"We're coming back to you and saying, 'This is what we heard, this is what we think. Are we correct?' " Shaw said.
Where are the Russians?
Coast Guard Cmdr. James Houck said things are moving ahead except for one snag: Finding someone in the Russian Ministry of Transport to work with has taken "far longer" than expected. Houck said Russia will eventually be at the planning table, but he hopes it doesn't take a huge accident for that to happen.
"I have no doubt that we will be able to reach agreement if we are able to find a point of contact within the Russian government where we can interact," he said. "Either we haven't made the right people aware of our needs, or they're so busy they haven't made time for that person to work with us yet."
One big fear is a spill in Russia that spreads to U.S. waters, especially if a large tanker with lots of oil runs aground. So it's important to increase oversight of shipping along the Russian coast as well, said Martin Robards, with the Wildlife Conservation Society, which helped organize the meeting.
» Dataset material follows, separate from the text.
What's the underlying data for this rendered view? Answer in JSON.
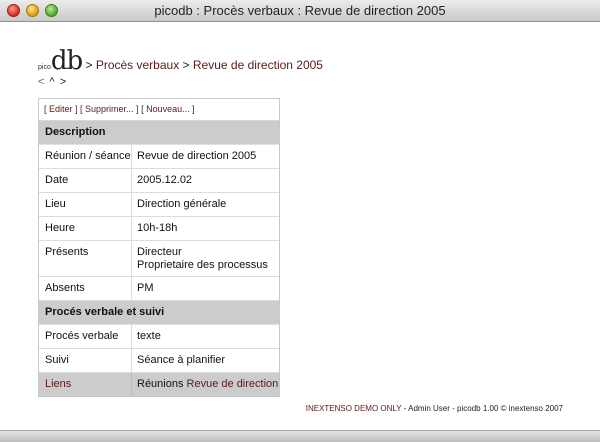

Shaw, with the Coast Guard, told Native hunters not to expect a navigation center on Little Diomede soon. Many people have suggested such a facility -- picture an air-traffic control center for boats -- on the U.S. island halfway across the strait to Russia.
But the strait's ship traffic doesn't warrant such a large investment right now. It's rising but still small compared to other areas. For example, one day of traffic in the Port of San Francisco is equal to a year of traffic in the Bering Strait.
Instead, additional monitoring and tracking can be accomplished by installing such hardware as radio repeaters and transmitters to improve communication with ships, as well as enhanced tracking by satellites, he said.
As for the International Polar Code, a professor of Arctic Policy at the University of Alaska Fairbanks told the groups that Canada and Russia have set some standards for ships traveling through the Arctic. But the U.S. has no such requirements, said Lawson Brigham.
The International Maritime Organization is working on the code, though the effort is behind schedule. It could set guidelines on everything from ice-navigator training to special safety gear to proper ship design.
Stotts, with the Inuit Circumpolar Conference, said it's too early to know what the coalition will recommend. But the discussion that will play out over the coming months could present new ideas and address existing ones, such as building the Arctic's first deepwater port and establishing a communication system requiring oceangoing vessels to notify nearby villages of their plans.
Contact Alex DeMarban at alex(at)alaskadispatch.com